Let’s talk about books, wonderful books. I prefer print, but touchscreens work just as well. At EMS World we highlight the best industry literature whether or not it glows in the dark.
Reading books and reviewing them is the most fun I have on lazy days when my grandkids don’t visit. They’ll inherit my first editions—some by multitalented clinicians who write as Dickens or Hemingway might have if they’d been paramedics. Those are the authors I want to tell you about. I can’t promise you’ll appreciate their work as much as I do, but I guarantee you’ll laugh, learn, or simply marvel at humanity’s endurance.
The following are my favorite titles from the past 10 years. Each carries ratings of 1–3 stars in two categories—education and entertainment—to compare content, not quality. All these books are exceptional. You wouldn’t go wrong by reading every one and ignoring the stars.
A Thousand Naked Strangers, by Kevin Hazzard
Take a journalist with a conscience, make him an EMT shortly after 9/11, send him to paramedic school, put him in one of the busiest 9-1-1 systems in the U.S., ask him how he likes it, and you have the premise for A Thousand Naked Strangers.
Despite the title, this book is much more than gratuitous tales of free-flowing body fluids. If you’re attracted to EMS from a distance, Hazzard’s gritty stories will help you decide if street medicine is worth pursuing. Warning: Maggots will be a factor.
Bad Call, by Mike Scardino
Want to know what EMS was like before it had a name? Mike Scardino has plenty to tell about primitive prehospital care in late-1960s New York City.
Scardino, a protégé of novelist James Patterson, takes a summer job on a hospital ambulance to help pay for college. If I could use only two words to describe his experiences, I’d pick funny and disgusting, neither of which should surprise NYC*EMS veterans. Bad Call is an unvarnished account of the good, the bad, and the stupid, each of which contributes to our job security.
Can You Hear Me?, by Jake Jones
Can You Hear Me? features parallel story lines: the author’s sense of inadequacy while he gains proficiency as a London paramedic, and the neglected patients he treats along the way. EMS newcomers of all nationalities will learn lots about inner-city treat-and-release tactics, but American readers may benefit most through exposure to another megasystem’s daily grind.
Jones’s self-deprecating manner, including frank doubts about “doing it right,” is reassuring to ambos of any tenure. His prose—pert and polished—reminds us that many of our colleagues have mad skills beyond clinical practice.
Hurt, by Catherine Musemeche
What could be more attractive to an EMS audience than a book about grisly trauma written by a trauma surgeon? Not much.
Musemeche uses macabre cases to illustrate the physical and psychological challenges facing victims of horrific injuries. Readers are treated to a brief history of debilitating wounds and often-inadequate therapeutics evolving through trial and error. Thanks to Musemeche’s engaging style, prehospital caregivers will feel more like the author’s partners than her students.

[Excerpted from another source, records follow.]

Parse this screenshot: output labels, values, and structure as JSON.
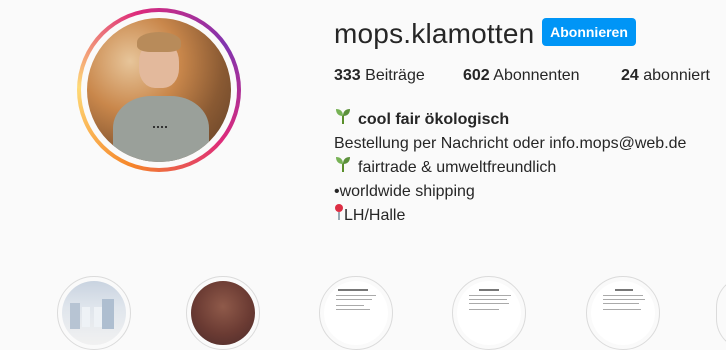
{
  "profile": {
    "username": "mops.klamotten",
    "follow_label": "Abonnieren"
  },
  "stats": {
    "posts": {
      "count": "333",
      "label": "Beiträge"
    },
    "followers": {
      "count": "602",
      "label": "Abonnenten"
    },
    "following": {
      "count": "24",
      "label": "abonniert"
    }
  },
  "bio": {
    "name": "cool fair ökologisch",
    "line1": "Bestellung per Nachricht oder info.mops@web.de",
    "line2": "fairtrade & umweltfreundlich",
    "line3": "•worldwide shipping",
    "line4": "LH/Halle"
  },
  "icons": {
    "name_emoji": "seedling-icon",
    "line2_emoji": "seedling-icon",
    "line4_emoji": "pushpin-icon"
  },
  "colors": {
    "follow_button": "#0095f6",
    "text": "#262626",
    "background": "#fafafa"
  }
}
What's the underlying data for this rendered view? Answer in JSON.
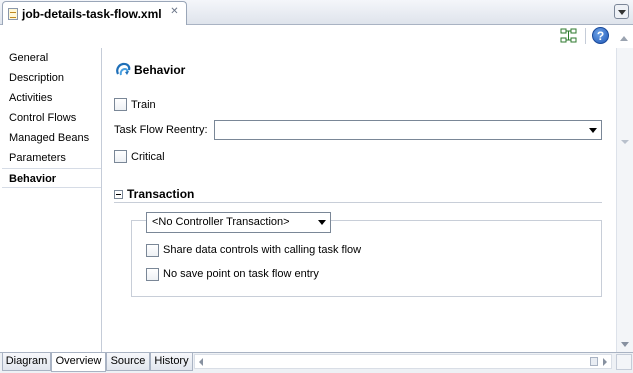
{
  "editor": {
    "file_tab_title": "job-details-task-flow.xml",
    "help_icon_label": "?"
  },
  "nav": {
    "items": [
      {
        "label": "General",
        "selected": false
      },
      {
        "label": "Description",
        "selected": false
      },
      {
        "label": "Activities",
        "selected": false
      },
      {
        "label": "Control Flows",
        "selected": false
      },
      {
        "label": "Managed Beans",
        "selected": false
      },
      {
        "label": "Parameters",
        "selected": false
      },
      {
        "label": "Behavior",
        "selected": true
      }
    ]
  },
  "behavior": {
    "title": "Behavior",
    "train_label": "Train",
    "train_checked": false,
    "reentry_label": "Task Flow Reentry:",
    "reentry_value": "",
    "critical_label": "Critical",
    "critical_checked": false
  },
  "transaction": {
    "title": "Transaction",
    "select_value": "<No Controller Transaction>",
    "share_label": "Share data controls with calling task flow",
    "share_checked": false,
    "nosave_label": "No save point on task flow entry",
    "nosave_checked": false
  },
  "bottom_tabs": [
    {
      "label": "Diagram",
      "selected": false
    },
    {
      "label": "Overview",
      "selected": true
    },
    {
      "label": "Source",
      "selected": false
    },
    {
      "label": "History",
      "selected": false
    }
  ],
  "colors": {
    "chrome": "#dfe4ec",
    "border": "#a9b3c3",
    "help_icon": "#1f58b8"
  }
}
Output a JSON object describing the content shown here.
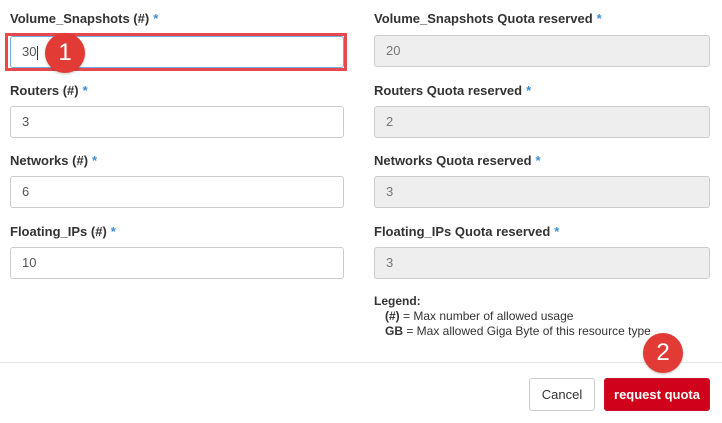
{
  "form": {
    "left": [
      {
        "label": "Volume_Snapshots (#)",
        "value": "30"
      },
      {
        "label": "Routers (#)",
        "value": "3"
      },
      {
        "label": "Networks (#)",
        "value": "6"
      },
      {
        "label": "Floating_IPs (#)",
        "value": "10"
      }
    ],
    "right": [
      {
        "label": "Volume_Snapshots Quota reserved",
        "value": "20"
      },
      {
        "label": "Routers Quota reserved",
        "value": "2"
      },
      {
        "label": "Networks Quota reserved",
        "value": "3"
      },
      {
        "label": "Floating_IPs Quota reserved",
        "value": "3"
      }
    ],
    "required_marker": "*"
  },
  "legend": {
    "title": "Legend:",
    "items": [
      {
        "key": "(#)",
        "text": " = Max number of allowed usage"
      },
      {
        "key": "GB",
        "text": " = Max allowed Giga Byte of this resource type"
      }
    ]
  },
  "buttons": {
    "cancel": "Cancel",
    "request": "request quota"
  },
  "markers": {
    "step1": "1",
    "step2": "2"
  },
  "colors": {
    "accent": "#d0021b",
    "marker": "#e23b36",
    "highlight": "#e8474c",
    "required": "#3b8ed6"
  }
}
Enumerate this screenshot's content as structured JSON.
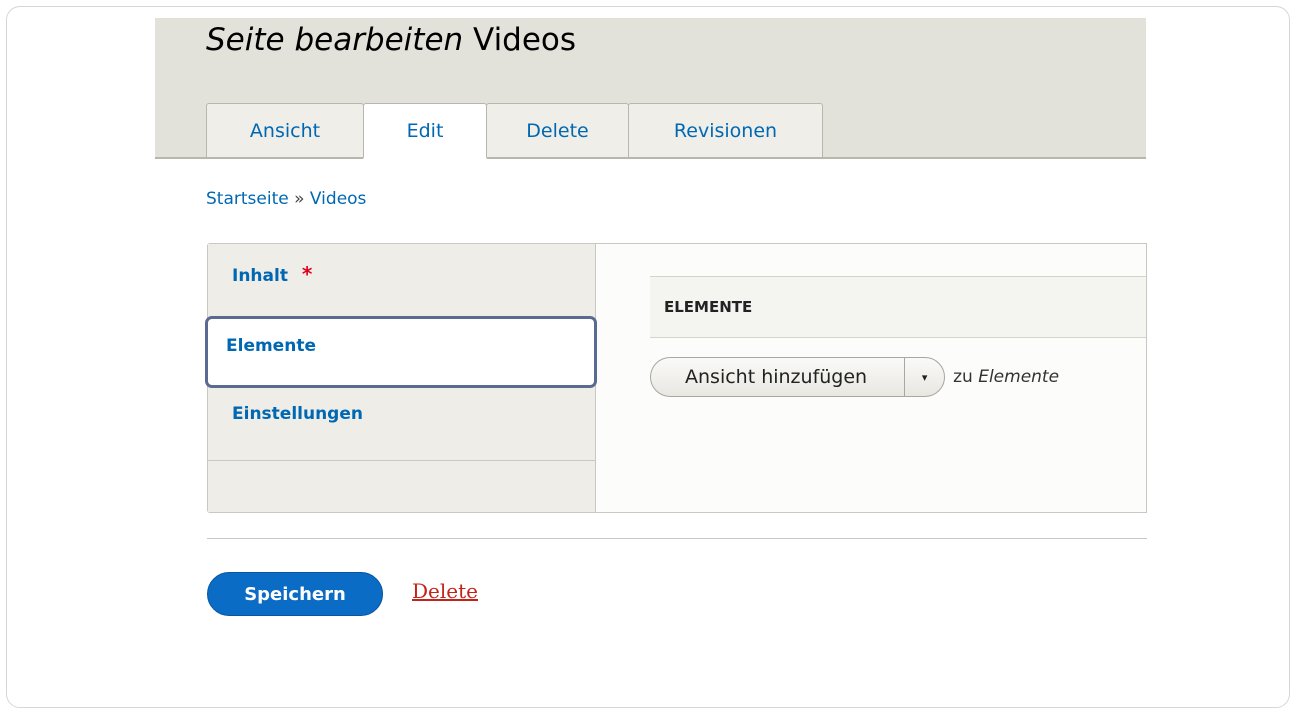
{
  "header": {
    "title_italic": "Seite bearbeiten",
    "title_rest": "Videos",
    "tabs": [
      {
        "label": "Ansicht",
        "active": false
      },
      {
        "label": "Edit",
        "active": true
      },
      {
        "label": "Delete",
        "active": false
      },
      {
        "label": "Revisionen",
        "active": false
      }
    ]
  },
  "breadcrumb": {
    "home": "Startseite",
    "separator": "»",
    "current": "Videos"
  },
  "vertical_tabs": {
    "items": [
      {
        "label": "Inhalt",
        "required_marker": "*"
      },
      {
        "label": "Elemente",
        "selected": true
      },
      {
        "label": "Einstellungen"
      }
    ]
  },
  "panel": {
    "fieldset_title": "ELEMENTE",
    "add_view_button": "Ansicht hinzufügen",
    "toggle_icon": "▾",
    "suffix_prefix": "zu",
    "suffix_target": "Elemente"
  },
  "actions": {
    "save_label": "Speichern",
    "delete_label": "Delete"
  },
  "colors": {
    "link": "#0068b3",
    "primary_button": "#0a6cc4",
    "danger_link": "#c4231a",
    "required": "#e0001b",
    "focus_outline": "#5a6a92"
  }
}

Lights & Sirens, by Kevin Grange
My only problem with Lights & Sirens is that it wasn’t published before I’d started medic school. Boy, could I have used Grange’s gripping narrative of education and indignities at UCLA’s world-class paramedic program.
The book begins on Day One of Kevin’s curriculum and ends with his graduation after nine months of intensive training. In between Grange encounters the daily “stand-and-deliver” challenge so familiar to sleep-deprived paramedic students. At times his vivid memories of patients, partners, and preceptors hit me like a catecholamine bolus.
Paramédico, by Benjamin Gilmour
I didn’t review Paramédico for EMS World, but leaving it off this list would be like ignoring Babe Ruth because I never saw him play.
Paramédico is a literate, engrossing comparison of EMS in 11 countries. The author rode in all of them—not for a shift or two but for weeks or months. It’s hard to imagine anyone in our business accomplishing more.
People Care, by Thom Dick
If you’ve been in EMS for more than a decade, chances are you recognize the name Thom Dick. Thom was a columnist for EMS World and other platforms during much of his half-century career. If our industry had a godfather, it would be Thom. That’s the first reason you should read People Care. The second is its title. I figure any writer who can summarize his theme in two words deserves a look.
People Care isn’t a textbook or a collection of war stories, although the author is perfectly capable of either. People Care is an EMS roadmap, helping disciples navigate common and uncommon human behavior. Imagine having such a work as your legacy.
Streetsense: Communication, Safety, and Control, by Kate Boyd Dernocoeur
If you’re lucky, you already own a copy of Streetsense because it was a textbook in one of your classes. That’s how scholarly it is, not in the sense of physiology or procedures, but as a comprehensive philosophy of patient care. Dernocoeur makes it work by applying her journalism background and 47 years of medical experience to a rich volume of advice any EMS provider can appreciate.
Mike Rubin is a paramedic in Nashville and a member of EMS World’s editorial advisory board. Contact him at firstname.lastname@example.org.